Hilary's Advice

Hilary's Advice

No one has put it more succinctly than Susan Fletcher, the 2004 Whitbread first novel award winner, who said that no one questioned why artists needed to go to art school to learn their trade: why is it different for writers?

A writing course won't turn you into Virginia Woolf if you only have the writing talents of Vicky Pollard, but it can teach basic techniques and help you to side-step common problems. It can also offer the stimulation of fellow writers and useful critiques of your work.

However, if the tutors are mediocre (which they can be; good writers don't always make good teachers) or you feel crowded by the other wannabes, such courses can be dispiriting. And standards vary hugely, often from year to year, depending on who's been persuaded to teach on the course. You need to ask about the success of previous students; who will be teaching you; and how much teaching you will actually get. You also need to remember that even a top course, such as the one at the University of East Anglia that Susan Fletcher went on, can't guarantee success.

After that, only you can decide whether it will be worth your while - and that is true for anyone thinking about taking any course, particularly in mid-life when the investment in time and lost earnings can be significant. Listen to advice, but don't let anyone else sway your final decision.

Remember that people like your partner always have their own reasons for wanting to shape what you do. And while he's right that cash-strapped universities know that writing programmes will bring in the punters, since when has putting on popular courses (provided they are good ones) been a crime?

Readers' Advice

On any postgraduate course, most of the benefit comes not from the course itself but from the framework it creates - a space to think about issues, a chance to explore new areas and to be inspired by like-minded people, students or tutors. Of course, the more you put into the course, the more you'll get out. Good luck!
Janet Fraser, Twickenham

Presumably, you want to become a published writer. A good course that's recognised by the profession might just make an editor look twice when he picks your manuscript out of the slush-pile, but it's still only your writing you'll be judged on. How good do you really think you are? Most people who take these courses never end up as published writers, just as most people who study to be rock stars, film directors and actors don't make it. If you have doubts, an evening class would make more sense.
Naomi Cranitch, London NW4
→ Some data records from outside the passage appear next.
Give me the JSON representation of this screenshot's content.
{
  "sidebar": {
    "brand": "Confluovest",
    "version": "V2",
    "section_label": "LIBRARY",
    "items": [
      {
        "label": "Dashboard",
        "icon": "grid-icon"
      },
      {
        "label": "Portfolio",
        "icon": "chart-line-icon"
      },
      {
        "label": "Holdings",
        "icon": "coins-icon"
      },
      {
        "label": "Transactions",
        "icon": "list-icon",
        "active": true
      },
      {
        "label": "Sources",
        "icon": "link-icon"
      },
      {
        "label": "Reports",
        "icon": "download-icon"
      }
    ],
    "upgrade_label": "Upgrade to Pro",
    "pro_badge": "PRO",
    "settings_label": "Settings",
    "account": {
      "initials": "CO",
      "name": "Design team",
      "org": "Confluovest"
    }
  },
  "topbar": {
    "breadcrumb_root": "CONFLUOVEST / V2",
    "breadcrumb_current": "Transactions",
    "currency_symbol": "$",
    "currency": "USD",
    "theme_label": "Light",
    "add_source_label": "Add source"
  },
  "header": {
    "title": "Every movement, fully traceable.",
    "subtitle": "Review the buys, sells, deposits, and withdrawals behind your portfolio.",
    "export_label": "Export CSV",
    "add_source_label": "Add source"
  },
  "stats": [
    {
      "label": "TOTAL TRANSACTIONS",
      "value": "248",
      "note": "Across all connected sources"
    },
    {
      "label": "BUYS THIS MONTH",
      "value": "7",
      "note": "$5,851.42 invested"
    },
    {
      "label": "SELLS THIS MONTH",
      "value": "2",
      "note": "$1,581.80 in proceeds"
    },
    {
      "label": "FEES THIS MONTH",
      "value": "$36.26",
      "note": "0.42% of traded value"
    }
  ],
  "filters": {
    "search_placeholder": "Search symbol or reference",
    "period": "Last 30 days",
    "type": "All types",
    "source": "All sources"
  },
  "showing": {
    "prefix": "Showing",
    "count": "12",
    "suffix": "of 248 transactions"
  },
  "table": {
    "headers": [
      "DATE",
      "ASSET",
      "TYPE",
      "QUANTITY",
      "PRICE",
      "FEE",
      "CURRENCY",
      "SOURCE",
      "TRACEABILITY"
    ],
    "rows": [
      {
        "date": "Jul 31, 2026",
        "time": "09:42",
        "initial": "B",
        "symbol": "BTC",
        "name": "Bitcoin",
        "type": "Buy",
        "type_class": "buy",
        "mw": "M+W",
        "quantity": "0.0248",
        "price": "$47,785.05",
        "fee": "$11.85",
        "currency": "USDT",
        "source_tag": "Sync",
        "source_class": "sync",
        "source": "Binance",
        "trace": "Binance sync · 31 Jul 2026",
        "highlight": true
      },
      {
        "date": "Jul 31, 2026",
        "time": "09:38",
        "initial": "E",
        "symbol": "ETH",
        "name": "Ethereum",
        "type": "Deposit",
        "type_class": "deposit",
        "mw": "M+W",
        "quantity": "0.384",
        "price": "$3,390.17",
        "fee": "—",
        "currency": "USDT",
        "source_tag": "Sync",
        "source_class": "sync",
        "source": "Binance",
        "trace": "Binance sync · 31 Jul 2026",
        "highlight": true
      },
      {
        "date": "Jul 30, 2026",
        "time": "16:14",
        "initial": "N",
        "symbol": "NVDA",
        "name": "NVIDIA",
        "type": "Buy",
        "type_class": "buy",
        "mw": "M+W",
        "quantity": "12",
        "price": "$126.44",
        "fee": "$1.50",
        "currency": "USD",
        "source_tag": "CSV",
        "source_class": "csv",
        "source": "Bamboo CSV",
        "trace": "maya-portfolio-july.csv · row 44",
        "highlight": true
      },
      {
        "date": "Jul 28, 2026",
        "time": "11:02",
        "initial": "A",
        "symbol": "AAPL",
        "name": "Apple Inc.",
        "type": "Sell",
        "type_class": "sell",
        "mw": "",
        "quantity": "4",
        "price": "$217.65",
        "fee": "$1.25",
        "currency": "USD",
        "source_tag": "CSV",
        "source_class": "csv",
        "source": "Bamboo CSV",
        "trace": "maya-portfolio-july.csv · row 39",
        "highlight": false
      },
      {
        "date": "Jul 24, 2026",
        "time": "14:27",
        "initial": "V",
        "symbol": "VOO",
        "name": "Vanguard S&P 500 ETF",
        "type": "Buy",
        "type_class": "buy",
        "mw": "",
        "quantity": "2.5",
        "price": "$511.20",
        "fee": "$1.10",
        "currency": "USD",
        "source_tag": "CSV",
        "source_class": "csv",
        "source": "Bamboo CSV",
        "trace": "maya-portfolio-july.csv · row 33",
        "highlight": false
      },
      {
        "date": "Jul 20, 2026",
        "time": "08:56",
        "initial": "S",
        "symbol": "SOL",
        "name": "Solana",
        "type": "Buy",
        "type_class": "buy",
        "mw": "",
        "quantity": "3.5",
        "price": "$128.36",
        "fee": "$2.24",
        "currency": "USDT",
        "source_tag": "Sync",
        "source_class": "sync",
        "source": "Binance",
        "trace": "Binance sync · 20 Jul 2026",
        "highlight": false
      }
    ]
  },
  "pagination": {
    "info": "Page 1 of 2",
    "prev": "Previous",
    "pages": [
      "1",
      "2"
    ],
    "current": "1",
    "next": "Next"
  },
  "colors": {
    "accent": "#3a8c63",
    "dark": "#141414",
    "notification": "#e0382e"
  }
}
Anyone considering a career change without first undertaking proper training would be somewhat reckless. When the new profession is as competitive and as largely financially unrewarding as creative writing, it is downright foolish. That taken into account, it is vital to research the quality of courses on offer. This is not always straightforward, because universities have been adept at avoiding the kind of scrutiny that other education institutions are subject to. But there are always opportunities to learn from other writers' experiences. Local groups, literary festivals, and the large selection of magazines and books available on creative writing are all places to start.
Jonathan Fairclough, Essex

This person says her partner is a college lecturer. I would suggest her response to him should be: "Those who can, do; those who can't, teach!"
Alasdair Macinnes, Cheshire

Next week's quandary

I am a divorced father with a daughter aged 10 and a son aged seven. They live with their mother in the week, so I never hear anything about what goes on at school. My daughter seems to be OK, but my son is getting into trouble. I want to help them, but there seems to be no role for me. How do fathers like me get involved with school?

Send your letters or quandaries to Hilary Wilce, to reach her by next Monday, 31 January, at The Independent, Education Desk, Second Floor, Independent House, 191 Marsh Wall, London E14 9RS; or fax 020-7005 2143; or send e-mails to h.wilce@btinternet.com. Please include details of your postal address. Readers whose letters are printed will receive a Berol Combi Pack containing a cartridge pen, handwriting pen and ink eraser